Once in a great while, you may have the privilege to meet a physician who conveys great and sincere love for her patients. I had the great good fortune to know such a person.

Dr. Kristin Corgan was my doctor. I use those words intentionally. My doctor. Mine in the sense that there could be no other doctor whom I would see to review my annual 9b353b8f10e8689b72a7737042afbe60_f33mammogram and talk about my overall health. She wasn’t the only physician I see and I certainly wasn’t her only patient. Nonetheless, she managed to make me, and I’m sure every other patient, feel as though I was her only concern. It made the minutes with her seem longer and certainly held meaning way beyond the time I spent with her.

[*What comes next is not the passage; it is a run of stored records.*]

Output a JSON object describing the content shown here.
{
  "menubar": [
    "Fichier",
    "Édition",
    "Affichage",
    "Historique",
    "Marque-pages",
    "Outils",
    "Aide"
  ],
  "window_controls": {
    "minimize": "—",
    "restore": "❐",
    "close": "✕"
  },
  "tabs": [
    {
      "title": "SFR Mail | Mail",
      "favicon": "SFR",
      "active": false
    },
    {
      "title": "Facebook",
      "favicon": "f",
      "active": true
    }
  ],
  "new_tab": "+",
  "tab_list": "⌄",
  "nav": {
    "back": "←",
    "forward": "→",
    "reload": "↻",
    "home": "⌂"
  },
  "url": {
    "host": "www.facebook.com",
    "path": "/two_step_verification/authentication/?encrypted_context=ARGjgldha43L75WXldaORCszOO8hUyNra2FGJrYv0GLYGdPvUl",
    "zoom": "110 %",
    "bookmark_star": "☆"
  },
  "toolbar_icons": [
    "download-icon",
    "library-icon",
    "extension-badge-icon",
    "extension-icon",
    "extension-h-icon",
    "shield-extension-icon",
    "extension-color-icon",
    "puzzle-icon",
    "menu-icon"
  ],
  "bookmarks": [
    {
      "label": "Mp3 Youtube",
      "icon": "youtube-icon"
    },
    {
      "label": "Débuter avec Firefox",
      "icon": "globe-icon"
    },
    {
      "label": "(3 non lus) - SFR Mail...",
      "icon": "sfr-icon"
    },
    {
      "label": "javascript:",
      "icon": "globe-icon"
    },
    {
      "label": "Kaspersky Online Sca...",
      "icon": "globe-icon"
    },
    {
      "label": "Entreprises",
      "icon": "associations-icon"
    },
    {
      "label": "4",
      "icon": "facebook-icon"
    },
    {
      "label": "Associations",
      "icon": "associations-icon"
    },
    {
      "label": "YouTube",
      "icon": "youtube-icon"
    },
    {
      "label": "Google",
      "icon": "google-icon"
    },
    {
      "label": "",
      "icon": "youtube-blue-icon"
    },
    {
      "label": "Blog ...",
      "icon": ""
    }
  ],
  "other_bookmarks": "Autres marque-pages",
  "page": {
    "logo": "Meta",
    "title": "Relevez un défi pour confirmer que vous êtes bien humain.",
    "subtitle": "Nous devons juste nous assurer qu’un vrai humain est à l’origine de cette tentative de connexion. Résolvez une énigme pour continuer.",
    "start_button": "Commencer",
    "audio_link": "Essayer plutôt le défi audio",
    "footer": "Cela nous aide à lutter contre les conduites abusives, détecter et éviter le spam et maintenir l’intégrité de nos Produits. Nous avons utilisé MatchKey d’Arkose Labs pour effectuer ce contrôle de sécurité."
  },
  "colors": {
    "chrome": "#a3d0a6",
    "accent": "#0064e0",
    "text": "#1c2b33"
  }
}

I first saw her after my family physician recommended her. He said that his wife goes to her and, well, that’s a referral you can’t ignore! I was nervous. There was this lump that shouldn’t be there. I went to her office and sat in the cold examination room in the awful pink paper top, waiting. The only thing to distract me from my worry about the lump was my pulse, which was racing!

Shortly, Dr. Corgan bounced in. Yep, she bounced. Smiling, warm, at ease…my pulse slowed. She said, “let’s take a look and figure out what’s going on here. It’s probably nothing.” Pulse slowed again.

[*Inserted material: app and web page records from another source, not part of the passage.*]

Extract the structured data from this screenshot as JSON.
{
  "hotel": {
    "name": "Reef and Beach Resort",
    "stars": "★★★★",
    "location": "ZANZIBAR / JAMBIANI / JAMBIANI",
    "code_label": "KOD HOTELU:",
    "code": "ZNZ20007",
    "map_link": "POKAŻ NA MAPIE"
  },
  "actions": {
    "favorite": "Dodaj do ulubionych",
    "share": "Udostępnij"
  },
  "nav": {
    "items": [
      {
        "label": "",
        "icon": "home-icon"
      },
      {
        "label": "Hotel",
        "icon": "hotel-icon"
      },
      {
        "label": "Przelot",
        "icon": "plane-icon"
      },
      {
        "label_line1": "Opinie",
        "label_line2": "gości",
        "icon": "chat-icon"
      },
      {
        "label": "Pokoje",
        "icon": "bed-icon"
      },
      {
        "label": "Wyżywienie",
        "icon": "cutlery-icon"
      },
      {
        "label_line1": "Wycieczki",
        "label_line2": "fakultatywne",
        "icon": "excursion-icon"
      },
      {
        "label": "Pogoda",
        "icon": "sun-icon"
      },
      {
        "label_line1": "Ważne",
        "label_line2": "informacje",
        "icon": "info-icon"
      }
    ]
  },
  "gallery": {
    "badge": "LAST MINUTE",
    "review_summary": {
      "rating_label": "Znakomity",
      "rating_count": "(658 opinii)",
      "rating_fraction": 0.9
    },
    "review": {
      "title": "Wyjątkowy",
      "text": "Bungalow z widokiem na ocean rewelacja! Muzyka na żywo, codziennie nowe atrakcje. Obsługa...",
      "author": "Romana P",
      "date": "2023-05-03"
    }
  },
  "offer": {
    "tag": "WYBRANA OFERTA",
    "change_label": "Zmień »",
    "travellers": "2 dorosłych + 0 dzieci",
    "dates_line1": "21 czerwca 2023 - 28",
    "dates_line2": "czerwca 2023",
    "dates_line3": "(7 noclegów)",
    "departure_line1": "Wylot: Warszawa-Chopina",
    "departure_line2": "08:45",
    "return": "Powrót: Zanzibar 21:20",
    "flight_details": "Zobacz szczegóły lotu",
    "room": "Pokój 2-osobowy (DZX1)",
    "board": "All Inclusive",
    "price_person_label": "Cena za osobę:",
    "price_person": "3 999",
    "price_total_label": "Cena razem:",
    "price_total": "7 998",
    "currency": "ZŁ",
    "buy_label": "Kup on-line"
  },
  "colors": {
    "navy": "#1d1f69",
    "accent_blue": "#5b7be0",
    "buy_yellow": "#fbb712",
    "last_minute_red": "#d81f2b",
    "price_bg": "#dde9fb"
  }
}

I didn’t have breast cancer, but over the next two years I saw Dr. Corgan regularly to make sure the lump was “nothing.” I got to know her, and she got to know me. She asked about my travels, workout regime and profession. I learned about her travels and enthusiasm for adventure and her charming sense of humor.

I felt cared for, yes. More than that, I felt loved.

Dr. Kristin Ruth Corgan died in April of this year. She died of breast cancer, the disease she had saved hundreds of women from either through detection or surgical treatment. My heart is bruised. Not only will I no longer benefit from her care but when I think of the women whose lives and health will not be touched by her, I am deeply saddened.

Dr. Corgan found a way in the morass of modern medicine to give her patients the precious gift of her sincere attention, empathy and love. She found a way to practice her profession without losing her soul.

If she can do this, so can we.